Following the failed theft, Iranian state television claimed the Jamaran found the drones abandoned and endangering shipping traffic. “After two warnings to an American destroyer to prevent possible incidents, Jamaran seized the two vessels [and] released the vessels in a safe area.”
The 5th Fleet said the unarmed, commercially available Saildrone Explorers were “taking unclassified photos of the surrounding environment while loitering in an assigned patrol area at least 4 nautical miles from the nearest maritime traffic lane. The vessels posed no risk to naval traffic and had been operating in the general vicinity of the Southern Red Sea for more than 200 consecutive days without incident.”
The drones didn’t escape unscathed as the Iranians removed several cameras before releasing the drones. This is the second recent attempt by Iran to steal one of the Navy’s sea drones.
Why is Iran so interested in stirring up trouble in the Red Sea? With negotiations over its nuclear program still ongoing, why risk such a provocative action?
The Red Sea is one of the biggest trade routes in the world, especially for Middle East oil flowing into Europe.

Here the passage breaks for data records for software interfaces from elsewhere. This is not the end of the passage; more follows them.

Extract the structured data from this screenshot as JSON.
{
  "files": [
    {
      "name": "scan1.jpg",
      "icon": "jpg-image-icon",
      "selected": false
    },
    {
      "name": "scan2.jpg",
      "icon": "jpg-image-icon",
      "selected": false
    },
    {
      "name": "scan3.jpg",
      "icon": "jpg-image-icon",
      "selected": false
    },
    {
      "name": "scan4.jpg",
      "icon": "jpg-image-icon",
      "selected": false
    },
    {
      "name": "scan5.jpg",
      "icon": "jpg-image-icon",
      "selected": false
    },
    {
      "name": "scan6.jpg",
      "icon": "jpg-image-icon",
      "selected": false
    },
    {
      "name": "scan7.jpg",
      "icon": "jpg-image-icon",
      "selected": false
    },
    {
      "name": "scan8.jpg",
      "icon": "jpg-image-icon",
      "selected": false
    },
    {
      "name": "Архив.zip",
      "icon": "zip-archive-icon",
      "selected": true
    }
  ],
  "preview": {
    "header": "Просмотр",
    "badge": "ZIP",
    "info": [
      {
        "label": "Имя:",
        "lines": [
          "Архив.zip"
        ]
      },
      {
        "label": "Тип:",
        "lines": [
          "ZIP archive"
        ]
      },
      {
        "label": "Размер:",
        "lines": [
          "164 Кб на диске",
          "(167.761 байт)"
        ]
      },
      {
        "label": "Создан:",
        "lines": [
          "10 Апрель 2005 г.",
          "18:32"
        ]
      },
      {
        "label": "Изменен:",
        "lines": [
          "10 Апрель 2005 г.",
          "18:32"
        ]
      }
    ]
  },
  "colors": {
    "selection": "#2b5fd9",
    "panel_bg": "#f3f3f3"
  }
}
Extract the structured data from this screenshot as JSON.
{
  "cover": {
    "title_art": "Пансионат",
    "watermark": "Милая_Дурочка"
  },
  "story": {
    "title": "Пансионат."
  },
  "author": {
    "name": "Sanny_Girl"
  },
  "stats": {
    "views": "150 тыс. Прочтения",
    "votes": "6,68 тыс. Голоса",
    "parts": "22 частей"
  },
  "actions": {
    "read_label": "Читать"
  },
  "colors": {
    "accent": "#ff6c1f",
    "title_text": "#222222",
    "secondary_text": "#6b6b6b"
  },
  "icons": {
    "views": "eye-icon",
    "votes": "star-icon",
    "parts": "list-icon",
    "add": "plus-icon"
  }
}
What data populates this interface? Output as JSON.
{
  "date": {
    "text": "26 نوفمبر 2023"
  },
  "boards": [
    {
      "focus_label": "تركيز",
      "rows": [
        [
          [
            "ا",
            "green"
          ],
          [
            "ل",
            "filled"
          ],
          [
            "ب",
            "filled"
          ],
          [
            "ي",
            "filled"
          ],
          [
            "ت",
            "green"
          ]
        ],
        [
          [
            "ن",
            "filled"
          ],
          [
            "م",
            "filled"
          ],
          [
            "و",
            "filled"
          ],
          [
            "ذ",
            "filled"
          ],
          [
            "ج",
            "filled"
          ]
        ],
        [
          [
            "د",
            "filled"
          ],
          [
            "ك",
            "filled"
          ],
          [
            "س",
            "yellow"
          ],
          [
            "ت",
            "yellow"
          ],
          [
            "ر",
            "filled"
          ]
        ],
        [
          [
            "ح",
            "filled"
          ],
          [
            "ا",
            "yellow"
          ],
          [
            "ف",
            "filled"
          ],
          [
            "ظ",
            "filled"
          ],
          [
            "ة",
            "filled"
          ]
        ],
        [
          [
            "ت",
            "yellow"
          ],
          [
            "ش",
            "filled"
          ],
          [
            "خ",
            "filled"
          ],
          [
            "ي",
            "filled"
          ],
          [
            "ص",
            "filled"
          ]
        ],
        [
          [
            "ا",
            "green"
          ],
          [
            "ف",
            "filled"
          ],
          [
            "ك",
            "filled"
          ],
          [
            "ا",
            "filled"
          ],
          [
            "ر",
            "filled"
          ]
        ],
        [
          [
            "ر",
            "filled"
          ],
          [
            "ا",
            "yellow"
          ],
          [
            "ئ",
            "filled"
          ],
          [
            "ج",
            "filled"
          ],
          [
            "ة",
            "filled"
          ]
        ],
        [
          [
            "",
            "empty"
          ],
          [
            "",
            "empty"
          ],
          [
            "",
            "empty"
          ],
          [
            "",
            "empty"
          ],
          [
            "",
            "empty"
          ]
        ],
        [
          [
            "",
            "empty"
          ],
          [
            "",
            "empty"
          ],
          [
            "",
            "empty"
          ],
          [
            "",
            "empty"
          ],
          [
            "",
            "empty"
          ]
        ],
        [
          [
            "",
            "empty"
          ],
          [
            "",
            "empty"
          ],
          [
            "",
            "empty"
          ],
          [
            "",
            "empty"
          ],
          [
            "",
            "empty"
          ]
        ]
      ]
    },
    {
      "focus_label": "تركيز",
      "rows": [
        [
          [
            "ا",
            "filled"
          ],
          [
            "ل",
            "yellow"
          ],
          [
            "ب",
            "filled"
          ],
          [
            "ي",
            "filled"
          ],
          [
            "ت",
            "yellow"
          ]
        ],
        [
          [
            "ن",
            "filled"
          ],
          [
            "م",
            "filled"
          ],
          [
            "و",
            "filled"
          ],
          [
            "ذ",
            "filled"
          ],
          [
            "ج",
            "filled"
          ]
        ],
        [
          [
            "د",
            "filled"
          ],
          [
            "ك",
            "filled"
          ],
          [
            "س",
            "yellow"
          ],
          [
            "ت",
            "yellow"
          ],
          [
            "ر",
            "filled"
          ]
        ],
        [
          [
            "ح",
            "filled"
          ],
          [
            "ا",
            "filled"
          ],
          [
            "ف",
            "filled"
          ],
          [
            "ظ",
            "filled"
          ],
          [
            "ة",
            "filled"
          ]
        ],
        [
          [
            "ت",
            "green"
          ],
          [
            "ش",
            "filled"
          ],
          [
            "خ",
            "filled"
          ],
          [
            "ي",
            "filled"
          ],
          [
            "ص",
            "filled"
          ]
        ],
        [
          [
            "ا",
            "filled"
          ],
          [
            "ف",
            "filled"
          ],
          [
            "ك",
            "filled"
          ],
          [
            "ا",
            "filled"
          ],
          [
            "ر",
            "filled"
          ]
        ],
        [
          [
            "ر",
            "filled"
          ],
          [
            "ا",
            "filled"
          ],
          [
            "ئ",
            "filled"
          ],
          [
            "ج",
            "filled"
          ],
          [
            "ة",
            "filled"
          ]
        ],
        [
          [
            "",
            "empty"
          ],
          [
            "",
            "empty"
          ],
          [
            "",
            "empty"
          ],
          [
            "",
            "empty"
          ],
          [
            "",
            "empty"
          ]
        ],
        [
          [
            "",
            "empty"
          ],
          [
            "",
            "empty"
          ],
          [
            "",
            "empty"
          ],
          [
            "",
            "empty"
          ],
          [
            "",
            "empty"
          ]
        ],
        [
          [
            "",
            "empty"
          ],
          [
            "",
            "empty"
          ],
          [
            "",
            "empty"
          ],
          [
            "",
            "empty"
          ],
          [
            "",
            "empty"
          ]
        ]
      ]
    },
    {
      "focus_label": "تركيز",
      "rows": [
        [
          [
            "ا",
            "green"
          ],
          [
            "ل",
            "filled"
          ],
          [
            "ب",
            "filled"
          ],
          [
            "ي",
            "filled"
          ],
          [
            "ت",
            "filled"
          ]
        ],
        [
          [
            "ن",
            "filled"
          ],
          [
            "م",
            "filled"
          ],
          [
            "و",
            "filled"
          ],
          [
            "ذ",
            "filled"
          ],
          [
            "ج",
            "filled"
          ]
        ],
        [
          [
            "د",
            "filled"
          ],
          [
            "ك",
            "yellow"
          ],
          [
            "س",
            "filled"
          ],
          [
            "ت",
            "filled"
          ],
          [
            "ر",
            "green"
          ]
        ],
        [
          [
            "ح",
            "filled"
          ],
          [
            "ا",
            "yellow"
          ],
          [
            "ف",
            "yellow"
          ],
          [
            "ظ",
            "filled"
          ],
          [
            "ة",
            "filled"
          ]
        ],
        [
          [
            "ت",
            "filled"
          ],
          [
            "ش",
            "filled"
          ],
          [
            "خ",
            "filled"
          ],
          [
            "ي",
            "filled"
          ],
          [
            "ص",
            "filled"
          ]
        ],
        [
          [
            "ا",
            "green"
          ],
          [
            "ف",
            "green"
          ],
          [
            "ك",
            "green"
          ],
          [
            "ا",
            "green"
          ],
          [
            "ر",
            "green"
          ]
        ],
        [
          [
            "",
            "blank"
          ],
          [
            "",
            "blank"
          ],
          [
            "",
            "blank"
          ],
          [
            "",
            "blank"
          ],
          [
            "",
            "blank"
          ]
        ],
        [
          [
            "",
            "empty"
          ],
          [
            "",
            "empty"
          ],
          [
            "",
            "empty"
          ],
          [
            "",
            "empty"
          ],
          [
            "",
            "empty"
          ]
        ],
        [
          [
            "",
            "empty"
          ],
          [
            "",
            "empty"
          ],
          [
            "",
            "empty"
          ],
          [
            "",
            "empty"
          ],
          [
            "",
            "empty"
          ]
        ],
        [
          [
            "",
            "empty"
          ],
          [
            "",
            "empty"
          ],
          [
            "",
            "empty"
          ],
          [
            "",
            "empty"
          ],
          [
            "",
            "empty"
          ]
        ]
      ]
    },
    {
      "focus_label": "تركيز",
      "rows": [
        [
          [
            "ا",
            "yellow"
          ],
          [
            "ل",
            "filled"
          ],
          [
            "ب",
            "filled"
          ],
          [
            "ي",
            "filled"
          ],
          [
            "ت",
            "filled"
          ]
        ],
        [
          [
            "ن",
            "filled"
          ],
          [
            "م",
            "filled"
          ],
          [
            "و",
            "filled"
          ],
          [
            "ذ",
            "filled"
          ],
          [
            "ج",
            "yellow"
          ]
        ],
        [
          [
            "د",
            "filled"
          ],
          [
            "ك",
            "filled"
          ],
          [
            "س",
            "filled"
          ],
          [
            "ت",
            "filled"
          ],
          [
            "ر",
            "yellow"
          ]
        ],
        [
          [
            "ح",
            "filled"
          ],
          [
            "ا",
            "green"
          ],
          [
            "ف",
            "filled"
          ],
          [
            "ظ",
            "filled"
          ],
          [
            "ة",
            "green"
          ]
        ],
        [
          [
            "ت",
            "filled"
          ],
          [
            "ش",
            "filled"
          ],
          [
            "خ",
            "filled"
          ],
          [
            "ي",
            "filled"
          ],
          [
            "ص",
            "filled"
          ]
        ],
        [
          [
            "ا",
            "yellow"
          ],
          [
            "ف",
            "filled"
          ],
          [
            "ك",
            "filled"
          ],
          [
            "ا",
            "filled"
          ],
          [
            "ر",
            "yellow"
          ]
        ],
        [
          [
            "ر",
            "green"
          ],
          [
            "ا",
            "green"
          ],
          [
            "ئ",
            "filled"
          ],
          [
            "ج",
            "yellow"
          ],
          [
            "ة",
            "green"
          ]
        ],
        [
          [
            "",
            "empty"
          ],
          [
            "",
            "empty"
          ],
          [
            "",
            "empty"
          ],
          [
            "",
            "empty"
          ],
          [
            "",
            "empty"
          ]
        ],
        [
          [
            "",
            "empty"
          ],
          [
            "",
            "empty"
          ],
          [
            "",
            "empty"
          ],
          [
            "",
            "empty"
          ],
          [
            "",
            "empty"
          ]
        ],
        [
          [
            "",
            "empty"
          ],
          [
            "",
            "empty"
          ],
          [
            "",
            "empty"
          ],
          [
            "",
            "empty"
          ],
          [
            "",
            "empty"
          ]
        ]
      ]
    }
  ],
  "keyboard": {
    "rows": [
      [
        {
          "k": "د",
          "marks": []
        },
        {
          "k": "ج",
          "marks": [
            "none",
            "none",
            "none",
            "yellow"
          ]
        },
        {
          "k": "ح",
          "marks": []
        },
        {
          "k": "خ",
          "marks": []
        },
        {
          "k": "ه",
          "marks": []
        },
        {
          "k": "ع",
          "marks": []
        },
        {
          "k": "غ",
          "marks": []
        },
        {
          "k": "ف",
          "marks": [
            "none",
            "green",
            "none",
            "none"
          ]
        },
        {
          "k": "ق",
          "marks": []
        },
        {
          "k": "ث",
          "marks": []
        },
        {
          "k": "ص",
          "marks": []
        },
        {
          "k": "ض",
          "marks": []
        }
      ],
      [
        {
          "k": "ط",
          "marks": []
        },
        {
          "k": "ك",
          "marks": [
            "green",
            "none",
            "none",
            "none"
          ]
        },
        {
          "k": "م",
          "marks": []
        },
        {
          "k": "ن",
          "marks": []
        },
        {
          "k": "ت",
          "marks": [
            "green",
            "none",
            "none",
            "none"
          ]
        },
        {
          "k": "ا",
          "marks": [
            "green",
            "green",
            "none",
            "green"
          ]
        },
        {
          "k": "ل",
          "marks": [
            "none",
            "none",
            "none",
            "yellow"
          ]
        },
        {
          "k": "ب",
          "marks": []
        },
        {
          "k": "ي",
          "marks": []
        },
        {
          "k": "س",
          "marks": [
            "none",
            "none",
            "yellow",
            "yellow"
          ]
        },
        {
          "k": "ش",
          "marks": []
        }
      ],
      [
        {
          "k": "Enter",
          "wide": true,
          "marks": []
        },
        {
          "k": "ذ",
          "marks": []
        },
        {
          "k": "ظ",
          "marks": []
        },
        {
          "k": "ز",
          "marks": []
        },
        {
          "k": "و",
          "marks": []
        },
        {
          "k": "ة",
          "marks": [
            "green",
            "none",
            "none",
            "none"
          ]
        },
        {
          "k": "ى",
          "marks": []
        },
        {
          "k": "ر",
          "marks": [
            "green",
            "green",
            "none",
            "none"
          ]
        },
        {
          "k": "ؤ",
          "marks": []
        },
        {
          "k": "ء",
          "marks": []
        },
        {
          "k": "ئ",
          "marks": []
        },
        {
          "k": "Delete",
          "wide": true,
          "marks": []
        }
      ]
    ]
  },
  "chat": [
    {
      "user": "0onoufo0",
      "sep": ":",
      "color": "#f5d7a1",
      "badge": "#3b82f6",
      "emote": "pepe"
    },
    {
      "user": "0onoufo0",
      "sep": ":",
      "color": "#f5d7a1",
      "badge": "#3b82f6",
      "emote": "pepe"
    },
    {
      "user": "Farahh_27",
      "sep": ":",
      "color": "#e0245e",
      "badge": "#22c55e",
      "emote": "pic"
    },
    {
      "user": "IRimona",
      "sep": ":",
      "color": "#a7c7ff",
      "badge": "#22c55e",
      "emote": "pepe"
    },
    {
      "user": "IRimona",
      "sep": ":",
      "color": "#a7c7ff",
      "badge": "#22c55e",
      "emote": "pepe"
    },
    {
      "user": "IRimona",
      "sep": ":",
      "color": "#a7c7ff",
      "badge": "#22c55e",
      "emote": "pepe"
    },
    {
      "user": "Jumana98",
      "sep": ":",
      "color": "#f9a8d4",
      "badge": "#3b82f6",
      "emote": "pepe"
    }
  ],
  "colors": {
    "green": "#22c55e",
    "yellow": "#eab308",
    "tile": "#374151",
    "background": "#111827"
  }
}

Iran could do incredible economic damage if it threatened those shipping lanes. And as Trumpet editor in chief Gerald Flurry writes in Germany’s Secret Strategy to Destroy Iran, “It is not farfetched to see Iran using its power to control the flow of oil out of the Middle East. The supreme leader of Iran, Ayatollah Ali Khamenei, has threatened as much.”
“Today, all the arteries of oil transport—from Bab el-Mandeb strait to Suez Canal and the Strait of Hormuz—are under Iranian control, by means of Syria, Yemen and Bahrain, and within range of Iranian missiles,” declared Iran’s state-sponsored Tasnim News Agency.
Realistically, Iran’s navy couldn’t take on the United States and win. But Iran doesn’t need to blockade the Red Sea or contest the Suez Canal. By using piracy, underwater mines, drones and missiles, it could endanger any ships attempting to navigate the Red Sea. Create enough risk, and shipping companies will decide the Red Sea is too dangerous and reroute their vessels. Should this happen, oil prices around the world would take a hit. But it is Europe that would truly get sucker punched.
To reach Europe, ships would have to sail around the southern tip of Africa, doubling or even tripling the time it takes to reach European shores. Such a blow to Europe’s already struggling energy supply would be catastrophic. This kind of violent and aggressive push against Europe is exactly what we at the Trumpet expect will happen. Why would Iran commit what amounts to an act of war against Europe? Because your Bible says it will.
“And at the time of the end shall the king of the south push at him: and the king of the north shall come against him like a whirlwind, with chariots, and with horsemen, and with many ships; and he shall enter into the countries, and shall overflow and pass over” (Daniel 11:40). As Mr. Flurry explains, the king of the south is radical Islam, led by Iran, and the king of the north is a united Europe, led by Germany. Not only is Iran’s Red Sea strategy prophesied, but it will lead to war. That is why the Trumpet highlights Iran’s pushy, aggressive, warlike actions, especially when it threatens Europe.
Source » thetrumpet